As you are making your way through these modules, pay attention to the following themes that are repeated over and over in biological systems:

  • Complicated molecules are made by linking together smaller, simpler molecules.
  • These links are often made by a condensation reaction, in which a small, stable molecule like water is produced.
  • The same reactions you study in chemistry are found carried out by biological molecules.
Lipids Proteins 1
Carbohydrates Proteins 2
DNA 1 Enzymes

To navigate between pages in the module, use the menu in the left-hand navigation bar. Home takes you to the Tutorials homepage. Table of Contents takes you to a list of all the pages in the Biomolecules Tutorial so you can quickly return to any spot in any module you were at previously. The Biomolecules Gateway Page link will return you to this page. The page links take you to the page in the tutorial with that title. The Chime tutorial will open an accessory window with some instructions on how to use Chime.

There are some common icons you will see used over and over in this tutorial. These icons and what they mean are listed below.

Back button. Click here to go back to the previous page. Next button. Click here to go to the next page.
Page tracking icon. These icons tell you which page in the module you are on and how many pages there are in all in the module. Debriefing icon. Click here at the end of a module to go to a debriefing that will test what you have learned in the module.
The mouse icon alerts you to an interactive element on the page that may require you to click somewhere, enter some information, or somehow interact with the page.
The Jmol logo tells you when an interactive molecular structure is embedded on the page using the Jmol applet.

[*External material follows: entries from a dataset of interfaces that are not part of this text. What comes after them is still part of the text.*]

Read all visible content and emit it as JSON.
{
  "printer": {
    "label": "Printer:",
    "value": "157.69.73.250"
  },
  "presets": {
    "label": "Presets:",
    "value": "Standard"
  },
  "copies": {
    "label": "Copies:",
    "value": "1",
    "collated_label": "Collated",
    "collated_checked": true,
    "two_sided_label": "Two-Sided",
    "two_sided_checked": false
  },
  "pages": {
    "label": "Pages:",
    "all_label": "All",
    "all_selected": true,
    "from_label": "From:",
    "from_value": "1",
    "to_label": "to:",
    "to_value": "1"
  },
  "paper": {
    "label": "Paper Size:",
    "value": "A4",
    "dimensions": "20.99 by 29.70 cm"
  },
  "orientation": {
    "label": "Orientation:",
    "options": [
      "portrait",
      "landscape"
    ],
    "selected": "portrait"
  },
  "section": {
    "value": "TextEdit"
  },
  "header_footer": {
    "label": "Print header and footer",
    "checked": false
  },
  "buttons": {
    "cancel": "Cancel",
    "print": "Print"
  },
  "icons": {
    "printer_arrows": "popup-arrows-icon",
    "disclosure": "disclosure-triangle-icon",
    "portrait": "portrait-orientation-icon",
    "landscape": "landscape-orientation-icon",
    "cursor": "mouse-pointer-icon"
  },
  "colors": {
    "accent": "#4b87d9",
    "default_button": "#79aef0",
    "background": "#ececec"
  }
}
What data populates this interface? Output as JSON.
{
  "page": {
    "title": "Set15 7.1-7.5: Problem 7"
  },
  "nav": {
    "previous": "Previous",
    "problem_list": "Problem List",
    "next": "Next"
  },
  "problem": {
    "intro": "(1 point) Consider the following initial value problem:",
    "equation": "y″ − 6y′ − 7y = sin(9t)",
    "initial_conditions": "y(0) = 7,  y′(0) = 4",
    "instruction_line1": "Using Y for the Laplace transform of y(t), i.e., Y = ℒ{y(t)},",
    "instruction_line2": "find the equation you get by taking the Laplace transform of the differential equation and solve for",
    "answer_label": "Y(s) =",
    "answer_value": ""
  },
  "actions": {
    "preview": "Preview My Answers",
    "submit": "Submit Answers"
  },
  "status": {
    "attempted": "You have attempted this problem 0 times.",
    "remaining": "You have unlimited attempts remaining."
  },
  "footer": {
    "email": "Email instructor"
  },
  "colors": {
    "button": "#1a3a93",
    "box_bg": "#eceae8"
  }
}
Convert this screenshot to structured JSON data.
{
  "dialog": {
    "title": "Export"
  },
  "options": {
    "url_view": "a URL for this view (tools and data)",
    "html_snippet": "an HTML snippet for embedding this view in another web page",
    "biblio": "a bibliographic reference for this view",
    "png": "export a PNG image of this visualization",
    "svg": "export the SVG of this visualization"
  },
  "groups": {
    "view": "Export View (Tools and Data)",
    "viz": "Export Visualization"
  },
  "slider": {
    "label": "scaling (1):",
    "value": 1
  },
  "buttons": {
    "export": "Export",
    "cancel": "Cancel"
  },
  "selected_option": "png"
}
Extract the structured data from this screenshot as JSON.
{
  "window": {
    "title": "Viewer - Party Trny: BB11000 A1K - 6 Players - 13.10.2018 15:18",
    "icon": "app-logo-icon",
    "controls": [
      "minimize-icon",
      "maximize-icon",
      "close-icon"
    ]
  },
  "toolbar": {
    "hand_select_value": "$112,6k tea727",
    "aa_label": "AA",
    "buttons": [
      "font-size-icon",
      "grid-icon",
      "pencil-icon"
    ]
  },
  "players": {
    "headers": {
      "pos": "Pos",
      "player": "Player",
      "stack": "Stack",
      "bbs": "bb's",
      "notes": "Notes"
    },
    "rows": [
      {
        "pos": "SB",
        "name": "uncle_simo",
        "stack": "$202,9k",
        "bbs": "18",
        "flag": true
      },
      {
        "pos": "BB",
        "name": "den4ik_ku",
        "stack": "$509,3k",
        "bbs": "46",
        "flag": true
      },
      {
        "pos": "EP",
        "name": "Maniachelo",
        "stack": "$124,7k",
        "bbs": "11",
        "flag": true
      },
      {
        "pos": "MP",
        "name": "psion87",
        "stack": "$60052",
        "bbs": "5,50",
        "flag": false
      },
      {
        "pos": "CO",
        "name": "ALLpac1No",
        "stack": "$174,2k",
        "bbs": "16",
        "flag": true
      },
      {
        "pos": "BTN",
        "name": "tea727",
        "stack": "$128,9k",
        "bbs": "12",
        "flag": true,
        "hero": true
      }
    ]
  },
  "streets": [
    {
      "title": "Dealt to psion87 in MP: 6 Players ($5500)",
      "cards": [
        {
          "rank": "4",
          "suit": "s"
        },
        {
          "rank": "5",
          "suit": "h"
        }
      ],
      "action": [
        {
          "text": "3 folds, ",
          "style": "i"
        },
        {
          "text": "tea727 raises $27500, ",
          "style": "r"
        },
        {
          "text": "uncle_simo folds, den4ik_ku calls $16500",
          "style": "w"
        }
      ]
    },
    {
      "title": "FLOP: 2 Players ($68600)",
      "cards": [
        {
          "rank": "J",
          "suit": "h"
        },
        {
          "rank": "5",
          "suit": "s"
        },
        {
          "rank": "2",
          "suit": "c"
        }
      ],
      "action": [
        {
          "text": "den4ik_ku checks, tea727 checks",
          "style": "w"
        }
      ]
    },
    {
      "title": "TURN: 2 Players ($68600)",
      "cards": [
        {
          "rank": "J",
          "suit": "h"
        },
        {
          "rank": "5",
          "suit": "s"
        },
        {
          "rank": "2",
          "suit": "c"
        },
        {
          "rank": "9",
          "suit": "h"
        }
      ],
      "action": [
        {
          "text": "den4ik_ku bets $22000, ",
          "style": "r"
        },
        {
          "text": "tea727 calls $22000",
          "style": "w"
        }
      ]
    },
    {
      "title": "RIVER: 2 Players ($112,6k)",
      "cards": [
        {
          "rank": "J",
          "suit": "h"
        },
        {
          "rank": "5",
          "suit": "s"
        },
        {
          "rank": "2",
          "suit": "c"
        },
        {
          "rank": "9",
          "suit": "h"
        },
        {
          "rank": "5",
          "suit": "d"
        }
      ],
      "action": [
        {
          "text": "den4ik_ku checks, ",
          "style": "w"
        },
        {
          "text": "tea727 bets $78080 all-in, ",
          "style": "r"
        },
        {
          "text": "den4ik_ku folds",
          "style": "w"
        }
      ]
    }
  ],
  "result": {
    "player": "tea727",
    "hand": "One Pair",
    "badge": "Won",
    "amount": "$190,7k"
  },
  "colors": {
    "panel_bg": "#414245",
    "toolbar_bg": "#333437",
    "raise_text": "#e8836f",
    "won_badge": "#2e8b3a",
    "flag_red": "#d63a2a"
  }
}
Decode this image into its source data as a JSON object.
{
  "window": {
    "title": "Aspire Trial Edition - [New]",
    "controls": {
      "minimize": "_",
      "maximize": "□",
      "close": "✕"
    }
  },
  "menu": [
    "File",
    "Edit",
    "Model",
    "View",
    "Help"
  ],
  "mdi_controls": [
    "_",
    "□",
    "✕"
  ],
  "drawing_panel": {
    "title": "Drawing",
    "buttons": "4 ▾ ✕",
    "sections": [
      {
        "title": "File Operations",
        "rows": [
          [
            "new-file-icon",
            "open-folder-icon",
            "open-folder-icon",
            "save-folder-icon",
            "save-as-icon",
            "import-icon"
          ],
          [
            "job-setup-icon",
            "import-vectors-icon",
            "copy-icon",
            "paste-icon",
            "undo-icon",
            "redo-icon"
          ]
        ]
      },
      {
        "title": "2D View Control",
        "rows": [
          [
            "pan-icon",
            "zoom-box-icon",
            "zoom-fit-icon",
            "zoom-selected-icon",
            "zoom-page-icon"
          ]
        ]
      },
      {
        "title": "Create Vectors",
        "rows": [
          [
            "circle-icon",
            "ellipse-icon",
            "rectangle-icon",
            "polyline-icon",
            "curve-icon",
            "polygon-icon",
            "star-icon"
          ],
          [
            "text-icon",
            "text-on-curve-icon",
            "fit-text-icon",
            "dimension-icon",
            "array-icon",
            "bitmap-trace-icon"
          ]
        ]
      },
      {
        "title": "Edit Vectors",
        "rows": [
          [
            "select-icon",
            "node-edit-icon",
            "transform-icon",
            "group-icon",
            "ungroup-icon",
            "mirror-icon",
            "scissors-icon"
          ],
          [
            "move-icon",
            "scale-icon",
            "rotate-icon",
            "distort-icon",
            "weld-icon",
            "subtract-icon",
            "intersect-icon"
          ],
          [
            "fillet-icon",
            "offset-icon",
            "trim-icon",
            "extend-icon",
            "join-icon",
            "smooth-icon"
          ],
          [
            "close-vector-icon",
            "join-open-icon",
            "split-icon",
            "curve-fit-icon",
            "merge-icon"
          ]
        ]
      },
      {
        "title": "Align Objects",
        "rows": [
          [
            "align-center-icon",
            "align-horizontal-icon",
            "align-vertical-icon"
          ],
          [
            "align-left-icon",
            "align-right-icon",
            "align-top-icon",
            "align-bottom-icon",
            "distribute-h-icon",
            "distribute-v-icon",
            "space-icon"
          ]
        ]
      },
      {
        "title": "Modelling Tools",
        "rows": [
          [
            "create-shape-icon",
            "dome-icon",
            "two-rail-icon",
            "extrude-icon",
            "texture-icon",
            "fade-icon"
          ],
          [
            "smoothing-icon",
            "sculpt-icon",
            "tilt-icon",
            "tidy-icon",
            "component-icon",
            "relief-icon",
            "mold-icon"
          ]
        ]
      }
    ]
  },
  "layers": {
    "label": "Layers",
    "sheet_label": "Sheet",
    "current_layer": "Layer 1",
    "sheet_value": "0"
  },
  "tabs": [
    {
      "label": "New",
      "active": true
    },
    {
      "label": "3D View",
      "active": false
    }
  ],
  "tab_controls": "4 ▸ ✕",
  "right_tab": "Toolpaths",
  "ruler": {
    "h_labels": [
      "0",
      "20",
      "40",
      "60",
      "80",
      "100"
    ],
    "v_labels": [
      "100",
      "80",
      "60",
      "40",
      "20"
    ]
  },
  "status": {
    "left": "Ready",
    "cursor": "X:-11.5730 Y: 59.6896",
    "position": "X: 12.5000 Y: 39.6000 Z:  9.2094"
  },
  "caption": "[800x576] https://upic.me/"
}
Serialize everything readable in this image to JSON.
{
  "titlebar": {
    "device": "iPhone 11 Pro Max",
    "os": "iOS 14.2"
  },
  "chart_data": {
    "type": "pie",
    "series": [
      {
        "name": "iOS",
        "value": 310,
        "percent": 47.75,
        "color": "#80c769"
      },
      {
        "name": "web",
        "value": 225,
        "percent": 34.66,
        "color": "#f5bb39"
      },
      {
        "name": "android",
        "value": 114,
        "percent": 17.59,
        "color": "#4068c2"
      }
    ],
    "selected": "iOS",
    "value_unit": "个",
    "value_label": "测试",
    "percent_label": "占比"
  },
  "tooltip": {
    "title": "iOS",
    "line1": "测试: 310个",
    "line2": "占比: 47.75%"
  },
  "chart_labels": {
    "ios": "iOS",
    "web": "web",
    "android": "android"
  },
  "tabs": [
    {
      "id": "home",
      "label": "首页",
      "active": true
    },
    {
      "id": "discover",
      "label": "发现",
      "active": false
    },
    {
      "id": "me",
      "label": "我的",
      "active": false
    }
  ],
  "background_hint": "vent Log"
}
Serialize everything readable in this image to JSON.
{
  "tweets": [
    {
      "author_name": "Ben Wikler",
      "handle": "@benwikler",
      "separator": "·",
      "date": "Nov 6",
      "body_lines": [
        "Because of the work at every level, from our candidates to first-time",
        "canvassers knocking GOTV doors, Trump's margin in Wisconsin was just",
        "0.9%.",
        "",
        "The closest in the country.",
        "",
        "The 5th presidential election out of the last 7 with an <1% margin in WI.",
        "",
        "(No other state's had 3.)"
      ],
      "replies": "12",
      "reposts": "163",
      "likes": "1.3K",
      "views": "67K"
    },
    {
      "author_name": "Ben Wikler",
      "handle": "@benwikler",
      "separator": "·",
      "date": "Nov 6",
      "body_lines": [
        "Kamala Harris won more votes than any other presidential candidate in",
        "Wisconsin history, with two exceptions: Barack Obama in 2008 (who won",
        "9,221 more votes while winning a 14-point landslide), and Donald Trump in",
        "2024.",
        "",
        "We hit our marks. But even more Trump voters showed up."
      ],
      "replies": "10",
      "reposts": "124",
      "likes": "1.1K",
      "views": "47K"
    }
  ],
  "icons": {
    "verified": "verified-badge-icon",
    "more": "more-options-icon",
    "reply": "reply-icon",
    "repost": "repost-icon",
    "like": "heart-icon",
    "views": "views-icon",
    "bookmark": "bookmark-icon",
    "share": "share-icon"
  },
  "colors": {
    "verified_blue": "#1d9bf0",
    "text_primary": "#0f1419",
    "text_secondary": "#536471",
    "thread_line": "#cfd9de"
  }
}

Click on the icon at left to go to a tutorial on how to use Jmol.
Throughout each module you will find certain technical words you may be unfamiliar with. These words will be emphasized like this, and will be followed by the book icon shown at left. Clicking on the book icon pops up an alternate definition of the term in plain English. Try clicking on the one at left to see how it works. Don't forget to close the alternate definition windows when you are done with them!
Occasionally in the modules you will need to apply something you have learned earlier in the course, perhaps in another tutorial. Clicking on the test tube icon (like the one at left) pops up an accessory window that reviews what you may have forgotten or need to review. Click on the test tube at left to see how this works. Don't forget to close accessory windows when you are done with them!
The following two references were used repeatedly in the development of this tutorial.

John W. Moore, Conrad L. Stanitski, James L. Wood, John C. Kotz, and Melvin D. Joesten. The Chemical World: Concepts and Applications (2nd edition). Saunders College Publishing, New York (1998).

Lubert Stryer. Biochemistry (4th edition). W.H. Freeman and Company, New York (1995).